**TASK REQUIREMENTS:**
Look for the word "BioShock" in the entries and copy every line where it shows up.

(Entries from a dataset of interfaces)
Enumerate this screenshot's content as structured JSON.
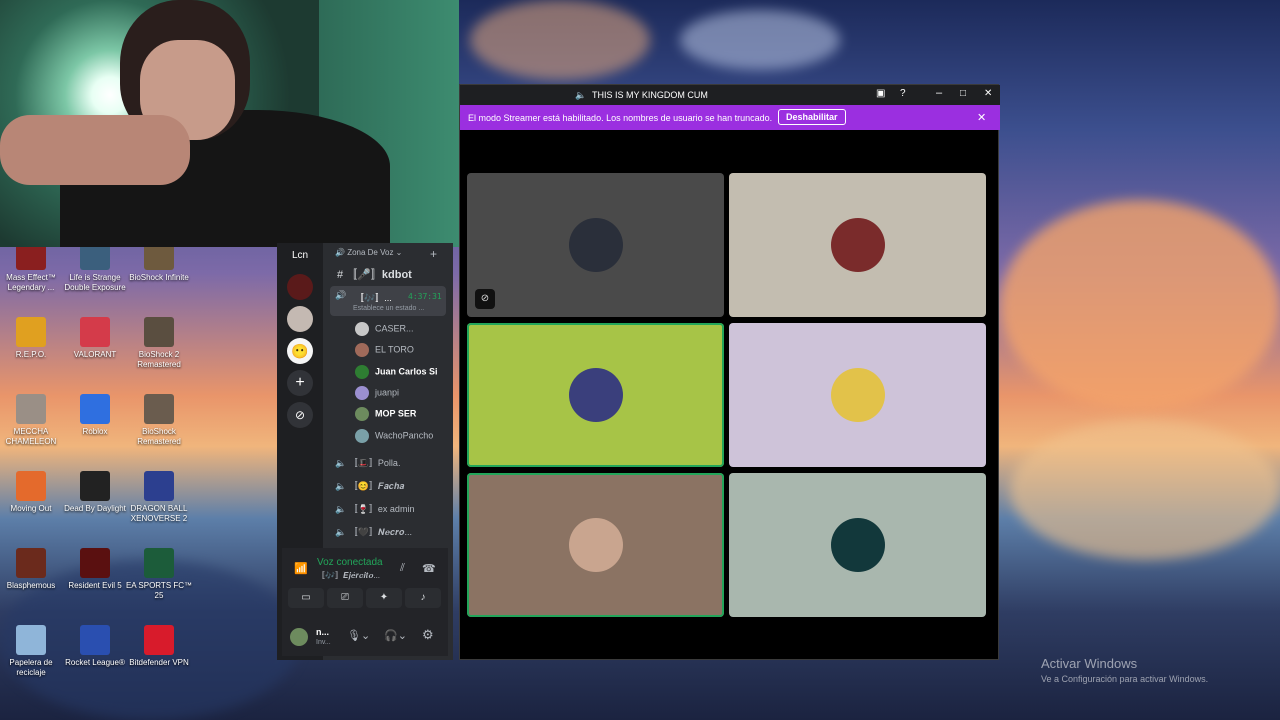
{
  "desktop": {
    "icons": [
      {
        "label": "Mass Effect™ Legendary ...",
        "color": "#8a1f1f"
      },
      {
        "label": "Life is Strange Double Exposure",
        "color": "#3b5f7d"
      },
      {
        "label": "BioShock Infinite",
        "color": "#6e5a3e"
      },
      {
        "label": "R.E.P.O.",
        "color": "#e0a020"
      },
      {
        "label": "VALORANT",
        "color": "#d43b4a"
      },
      {
        "label": "BioShock 2 Remastered",
        "color": "#5a4e40"
      },
      {
        "label": "MECCHA CHAMELEON",
        "color": "#9a8f86"
      },
      {
        "label": "Roblox",
        "color": "#2f6fe0"
      },
      {
        "label": "BioShock Remastered",
        "color": "#6a5c4e"
      },
      {
        "label": "Moving Out",
        "color": "#e46a2c"
      },
      {
        "label": "Dead By Daylight",
        "color": "#222222"
      },
      {
        "label": "DRAGON BALL XENOVERSE 2",
        "color": "#2c3f8f"
      },
      {
        "label": "Blasphemous",
        "color": "#6b2a1c"
      },
      {
        "label": "Resident Evil 5",
        "color": "#5a1010"
      },
      {
        "label": "EA SPORTS FC™ 25",
        "color": "#1c5c3a"
      },
      {
        "label": "Papelera de reciclaje",
        "color": "#8fb5d9"
      },
      {
        "label": "Rocket League®",
        "color": "#2a4fb0"
      },
      {
        "label": "Bitdefender VPN",
        "color": "#d81b2b"
      }
    ],
    "watermark_title": "Activar Windows",
    "watermark_sub": "Ve a Configuración para activar Windows."
  },
  "discord_sidebar": {
    "server_name": "Lcn",
    "voice_zone": "Zona De Voz",
    "text_channel": "kdbot",
    "voice_channel_name": "〚🎶〛...",
    "voice_timer": "4:37:31",
    "voice_status": "Establece un estado ...",
    "members": [
      {
        "name": "CASER...",
        "color": "#c8c8c8"
      },
      {
        "name": "EL TORO",
        "color": "#a06a5a"
      },
      {
        "name": "Juan Carlos Si",
        "color": "#2e7d32",
        "bold": true
      },
      {
        "name": "juanpi",
        "color": "#9b8fd0"
      },
      {
        "name": "MOP SER",
        "color": "#6d8b5e",
        "bold": true
      },
      {
        "name": "WachoPancho",
        "color": "#7aa0a8"
      }
    ],
    "other_channels": [
      "〚🎩〛Polla.",
      "〚😊〛𝑭𝒂𝒄𝒉𝒂",
      "〚🍷〛ex admin",
      "〚🖤〛𝑵𝒆𝒄𝒓𝒐..."
    ],
    "voice_connected": "Voz conectada",
    "voice_connected_sub": "〚🎶〛𝑬𝒋𝒆́𝒓𝒄𝒊𝒕𝒐...",
    "user_name": "n...",
    "user_status": "Inv..."
  },
  "window": {
    "title": "THIS IS MY KINGDOM CUM",
    "banner_text": "El modo Streamer está habilitado. Los nombres de usuario se han truncado.",
    "banner_button": "Deshabilitar",
    "tiles": [
      {
        "bg": "#4a4a4a",
        "avatar": "#2a2f3a",
        "speaking": false,
        "muted_icon": true
      },
      {
        "bg": "#c3bdb0",
        "avatar": "#7a2b2b",
        "speaking": false,
        "muted_icon": false
      },
      {
        "bg": "#a7c447",
        "avatar": "#3a3f7c",
        "speaking": true,
        "muted_icon": false
      },
      {
        "bg": "#cec3d9",
        "avatar": "#e2c24a",
        "speaking": false,
        "muted_icon": false
      },
      {
        "bg": "#8b7363",
        "avatar": "#c9a58f",
        "speaking": true,
        "muted_icon": false
      },
      {
        "bg": "#a9b7ae",
        "avatar": "#12383b",
        "speaking": false,
        "muted_icon": false
      }
    ]
  }
}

**SOLUTION:**
        "label": "BioShock Infinite",
        "label": "BioShock 2 Remastered",
        "label": "BioShock Remastered",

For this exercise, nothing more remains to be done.